‘Such, then, was the nature of his remarks about those who busied themselves with these matters: but he himself was always discoursing of human interests, inquiring what was, pious, what impious; what noble, what base; what just, what unjust; what sanity, what madness.’
These, then, were the opinions of Socrates. And next after him Aristippus of Cyrene, and then later Ariston of Chios, undertook to maintain that morals were the only proper subject of philosophy; for these inquiries were practicable and useful, but the discussions about nature were quite the contrary, neither being comprehensible, nor having any use, even if they were clearly understood.
For it would be no advantage to us, not even if soaring higher in the air than Perseus,
‘O’er ocean’s wave, and o’er the Pleiades,’
we could with our very eyes survey the whole world, and the nature of all ‘beings,’ of whatever kind that is.
For we certainly shall not be on that account wiser, or more just or brave or temperate, nay, not even strong, or beautiful, or rich, without which advantages happiness is impossible.
Such are the remarks of Eusebius.
Is this an attack, in desperate fear of novelty, on the idea that the world is round? It is not. The subject is remote from the author’s mind. He is concerned with one thing, and one only; to prepare men to hear the gospel, to point out that the teachings of the Jews are of no value, and those of the Greeks also except insofar as they point men to the need for moral improvement.
It is meaningless to complain that Eusebius attacks “science”. In his day nothing of the kind existed. Our own modern systems were unknown to him, and equally unknown to those he attacked. He attacked, rather, the Greek philosophers, or rather Sophists, the peddlers of ideas to those willing to pay to be entertained thereby.
We remember Pythagoras for his theorems. But in the ancient world he was just another teacher, with a set of invented ideas and rituals, such as not eating beans.
But to return to Dr. White: are his words found here?
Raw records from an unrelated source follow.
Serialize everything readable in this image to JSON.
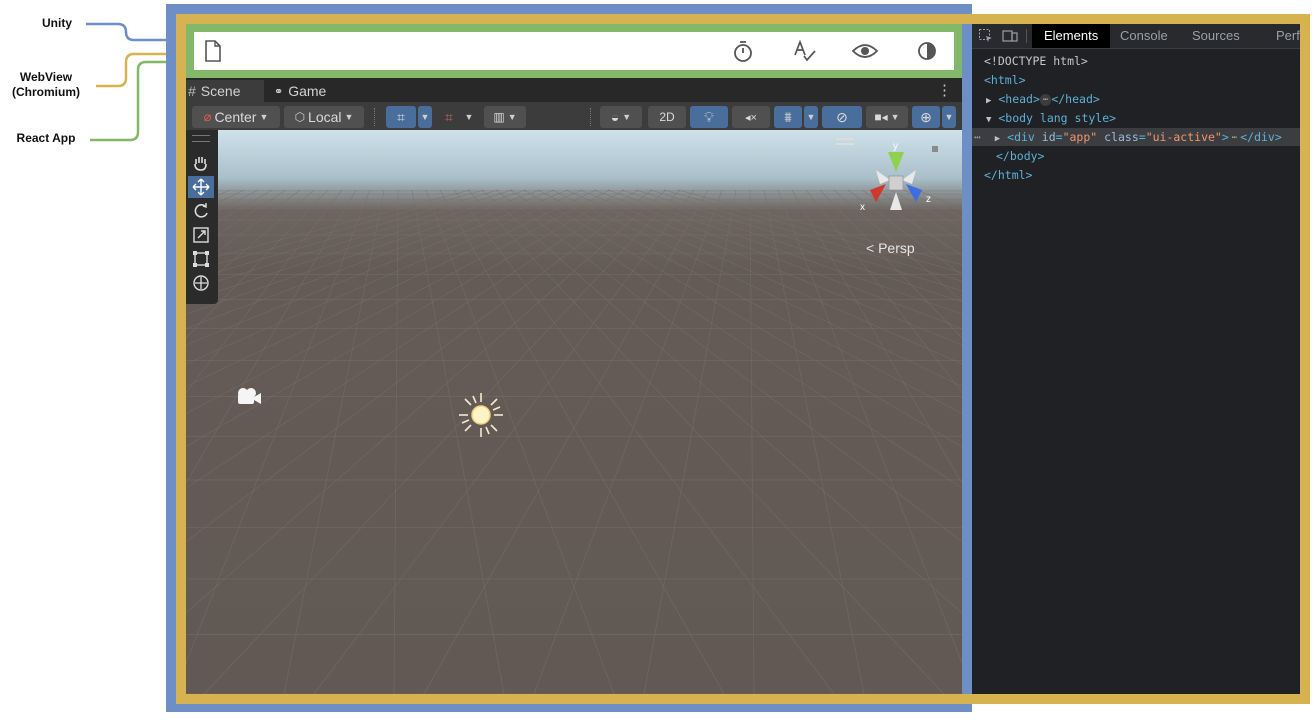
{
  "annotations": {
    "unity": "Unity",
    "webview_line1": "WebView",
    "webview_line2": "(Chromium)",
    "react": "React App"
  },
  "colors": {
    "unity": "#6d8fc5",
    "webview": "#d6b251",
    "react": "#83b86b"
  },
  "react_toolbar": {
    "icons": [
      "file-icon",
      "stopwatch-icon",
      "spellcheck-icon",
      "eye-icon",
      "contrast-icon"
    ]
  },
  "unity_editor": {
    "tabs": [
      "Scene",
      "Game"
    ],
    "toolbar": {
      "pivot": "Center",
      "space": "Local",
      "mode_2d": "2D"
    },
    "scene": {
      "projection": "Persp",
      "axes": {
        "x": "x",
        "y": "y",
        "z": "z"
      }
    }
  },
  "devtools": {
    "tabs": [
      "Elements",
      "Console",
      "Sources",
      "Perf"
    ],
    "lines": [
      "<!DOCTYPE html>",
      "<html>",
      "<head>",
      "</head>",
      "<body lang style>",
      "<div id=\"app\" class=\"ui-active\">",
      "</div>",
      "</body>",
      "</html>"
    ]
  }
}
There are not. Rather they are found in chapter 1 of book 15:
As we have been deferring up to the present time our final discourse hereon, which is the fifteenth Book of the treatise in hand, we will now make up what is lacking to the discussions which we have travelled through, by still further dragging into light the solemn doctrines of the fine philosophy of the Greeks, and laying bare before the eyes of all the useless learning therein. And before all things we shall show that not from ignorance of the things which they admire, but from contempt of the unprofitable study therein we have cared very little for them, and devoted our own souls to the practice of things far better.
I suspect that Eusebius would have been amused by A. D. White. For after all, Eusebius has already answered White’s objection by quoting Socrates. It is not an attack on the value of science to point out the futility of empty speculation. It is not an attack on learning and reason to follow the path of moral self-improvement advocated by all the best philosophers of antiquity, and the moralists of every age and country. Only a man of White’s limited sympathies could suppose it.
As for the modern poster with whom we started, we may feel confident that he had never read a line of Eusebius, nor verified whether what he said was true. Eusebius was not discussing “scientists”, nor science.